Problem details
What must be returned is the number of lines in the records holding the word "customer", with no other text.

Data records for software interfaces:
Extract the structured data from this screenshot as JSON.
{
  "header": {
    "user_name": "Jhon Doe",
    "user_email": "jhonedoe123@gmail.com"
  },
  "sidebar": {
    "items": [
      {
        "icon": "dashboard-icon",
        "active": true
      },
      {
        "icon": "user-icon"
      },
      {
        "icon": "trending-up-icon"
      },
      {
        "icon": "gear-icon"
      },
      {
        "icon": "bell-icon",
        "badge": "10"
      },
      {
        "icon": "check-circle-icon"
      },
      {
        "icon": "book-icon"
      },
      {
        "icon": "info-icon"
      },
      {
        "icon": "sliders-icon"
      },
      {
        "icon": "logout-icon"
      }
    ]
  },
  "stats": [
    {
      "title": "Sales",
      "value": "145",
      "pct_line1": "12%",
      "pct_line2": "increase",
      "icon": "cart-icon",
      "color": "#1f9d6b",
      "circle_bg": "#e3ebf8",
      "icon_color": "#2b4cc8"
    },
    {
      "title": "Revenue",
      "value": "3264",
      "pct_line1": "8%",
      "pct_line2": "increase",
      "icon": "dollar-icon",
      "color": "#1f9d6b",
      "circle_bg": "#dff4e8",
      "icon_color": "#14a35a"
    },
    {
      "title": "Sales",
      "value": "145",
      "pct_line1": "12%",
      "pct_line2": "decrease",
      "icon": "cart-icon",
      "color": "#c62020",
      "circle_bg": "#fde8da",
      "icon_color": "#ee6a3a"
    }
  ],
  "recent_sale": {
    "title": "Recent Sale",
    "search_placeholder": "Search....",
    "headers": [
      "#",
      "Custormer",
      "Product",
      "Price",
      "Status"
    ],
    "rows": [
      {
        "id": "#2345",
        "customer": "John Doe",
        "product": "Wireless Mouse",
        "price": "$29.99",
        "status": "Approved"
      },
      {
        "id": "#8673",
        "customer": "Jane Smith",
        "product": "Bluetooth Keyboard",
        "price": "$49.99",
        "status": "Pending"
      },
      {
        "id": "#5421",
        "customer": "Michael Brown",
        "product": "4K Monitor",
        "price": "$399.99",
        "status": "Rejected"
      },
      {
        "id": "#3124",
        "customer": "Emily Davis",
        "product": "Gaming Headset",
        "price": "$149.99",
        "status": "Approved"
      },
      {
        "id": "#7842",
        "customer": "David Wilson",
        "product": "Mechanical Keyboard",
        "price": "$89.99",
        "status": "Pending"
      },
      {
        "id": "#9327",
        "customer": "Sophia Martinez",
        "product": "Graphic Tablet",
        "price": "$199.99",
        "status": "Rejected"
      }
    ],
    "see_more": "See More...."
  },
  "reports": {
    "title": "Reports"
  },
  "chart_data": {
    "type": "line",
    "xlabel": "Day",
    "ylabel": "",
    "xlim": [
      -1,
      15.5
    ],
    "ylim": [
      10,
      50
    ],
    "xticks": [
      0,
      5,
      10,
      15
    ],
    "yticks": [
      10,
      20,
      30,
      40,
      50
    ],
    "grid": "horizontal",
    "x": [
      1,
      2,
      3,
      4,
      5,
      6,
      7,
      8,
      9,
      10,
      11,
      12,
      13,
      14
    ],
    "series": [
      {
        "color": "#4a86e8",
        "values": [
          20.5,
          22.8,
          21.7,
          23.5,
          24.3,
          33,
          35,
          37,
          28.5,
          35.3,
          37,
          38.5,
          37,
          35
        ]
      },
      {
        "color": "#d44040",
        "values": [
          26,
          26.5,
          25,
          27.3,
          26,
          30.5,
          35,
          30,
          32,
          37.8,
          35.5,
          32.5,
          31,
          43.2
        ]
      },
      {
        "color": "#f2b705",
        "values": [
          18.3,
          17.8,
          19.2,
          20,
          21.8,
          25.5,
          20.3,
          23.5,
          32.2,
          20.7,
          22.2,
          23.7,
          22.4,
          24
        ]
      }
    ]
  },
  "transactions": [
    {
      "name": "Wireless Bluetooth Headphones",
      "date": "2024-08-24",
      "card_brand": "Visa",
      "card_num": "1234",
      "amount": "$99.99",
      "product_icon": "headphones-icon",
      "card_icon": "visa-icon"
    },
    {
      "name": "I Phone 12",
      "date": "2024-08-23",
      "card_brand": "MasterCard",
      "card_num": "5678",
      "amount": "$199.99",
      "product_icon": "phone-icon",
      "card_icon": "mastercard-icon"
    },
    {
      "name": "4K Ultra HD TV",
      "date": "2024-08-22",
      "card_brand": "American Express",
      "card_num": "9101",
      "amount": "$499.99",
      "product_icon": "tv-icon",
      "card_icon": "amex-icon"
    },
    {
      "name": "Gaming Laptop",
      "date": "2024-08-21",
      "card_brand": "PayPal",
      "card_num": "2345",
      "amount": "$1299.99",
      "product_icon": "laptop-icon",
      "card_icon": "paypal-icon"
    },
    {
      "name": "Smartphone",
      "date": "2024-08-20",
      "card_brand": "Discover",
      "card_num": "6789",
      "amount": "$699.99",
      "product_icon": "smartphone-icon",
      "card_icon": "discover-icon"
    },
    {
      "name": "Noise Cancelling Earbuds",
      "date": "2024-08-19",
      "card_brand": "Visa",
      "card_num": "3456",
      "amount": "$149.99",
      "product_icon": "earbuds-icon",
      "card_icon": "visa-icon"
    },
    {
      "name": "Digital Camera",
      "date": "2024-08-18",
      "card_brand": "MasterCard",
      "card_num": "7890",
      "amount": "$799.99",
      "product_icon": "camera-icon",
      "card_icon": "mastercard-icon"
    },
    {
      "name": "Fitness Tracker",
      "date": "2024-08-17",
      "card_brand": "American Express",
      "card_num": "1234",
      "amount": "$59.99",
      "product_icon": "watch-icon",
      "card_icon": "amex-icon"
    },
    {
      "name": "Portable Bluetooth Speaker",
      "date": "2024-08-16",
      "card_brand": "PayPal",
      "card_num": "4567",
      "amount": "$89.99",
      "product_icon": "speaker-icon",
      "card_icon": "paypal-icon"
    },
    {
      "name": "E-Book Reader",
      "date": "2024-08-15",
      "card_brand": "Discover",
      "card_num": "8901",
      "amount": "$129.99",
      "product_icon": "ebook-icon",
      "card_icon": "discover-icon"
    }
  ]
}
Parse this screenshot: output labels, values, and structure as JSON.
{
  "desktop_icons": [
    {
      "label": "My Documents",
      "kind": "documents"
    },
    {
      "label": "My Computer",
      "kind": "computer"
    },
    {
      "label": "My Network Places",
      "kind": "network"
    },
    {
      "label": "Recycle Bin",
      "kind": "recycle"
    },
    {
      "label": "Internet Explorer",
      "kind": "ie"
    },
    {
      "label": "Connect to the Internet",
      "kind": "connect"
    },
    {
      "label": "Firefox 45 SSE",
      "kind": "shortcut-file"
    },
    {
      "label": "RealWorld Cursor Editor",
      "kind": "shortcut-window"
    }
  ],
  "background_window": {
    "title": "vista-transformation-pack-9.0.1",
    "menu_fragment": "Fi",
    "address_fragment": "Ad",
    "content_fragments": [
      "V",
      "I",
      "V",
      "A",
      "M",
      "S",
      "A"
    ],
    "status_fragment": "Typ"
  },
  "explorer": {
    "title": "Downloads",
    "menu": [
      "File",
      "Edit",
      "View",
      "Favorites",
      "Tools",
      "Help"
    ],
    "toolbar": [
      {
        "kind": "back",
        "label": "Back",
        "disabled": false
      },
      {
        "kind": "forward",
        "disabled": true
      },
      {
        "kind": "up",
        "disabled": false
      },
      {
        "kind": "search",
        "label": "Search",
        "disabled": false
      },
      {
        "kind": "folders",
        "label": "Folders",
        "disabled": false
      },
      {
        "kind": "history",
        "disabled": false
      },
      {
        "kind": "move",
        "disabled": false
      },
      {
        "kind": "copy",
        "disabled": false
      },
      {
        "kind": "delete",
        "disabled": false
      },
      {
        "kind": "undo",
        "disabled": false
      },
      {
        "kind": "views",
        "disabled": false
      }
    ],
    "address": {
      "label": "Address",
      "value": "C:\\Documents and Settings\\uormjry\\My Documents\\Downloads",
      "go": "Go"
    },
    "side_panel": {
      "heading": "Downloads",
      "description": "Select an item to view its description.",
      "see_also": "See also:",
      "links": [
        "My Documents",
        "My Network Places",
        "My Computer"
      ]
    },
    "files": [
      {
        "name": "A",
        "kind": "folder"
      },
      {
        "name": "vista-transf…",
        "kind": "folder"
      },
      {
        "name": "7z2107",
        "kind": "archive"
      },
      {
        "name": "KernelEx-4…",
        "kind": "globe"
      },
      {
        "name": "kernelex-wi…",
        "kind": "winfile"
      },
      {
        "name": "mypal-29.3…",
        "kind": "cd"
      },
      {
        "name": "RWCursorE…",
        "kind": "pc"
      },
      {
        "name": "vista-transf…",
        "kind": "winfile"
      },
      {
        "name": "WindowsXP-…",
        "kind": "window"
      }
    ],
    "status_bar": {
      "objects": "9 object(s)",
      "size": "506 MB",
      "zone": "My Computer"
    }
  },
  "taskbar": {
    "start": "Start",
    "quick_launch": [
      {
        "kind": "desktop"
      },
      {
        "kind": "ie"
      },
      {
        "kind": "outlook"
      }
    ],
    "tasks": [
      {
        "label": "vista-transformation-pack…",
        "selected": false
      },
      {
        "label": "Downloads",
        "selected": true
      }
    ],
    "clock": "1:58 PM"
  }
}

The completed task
6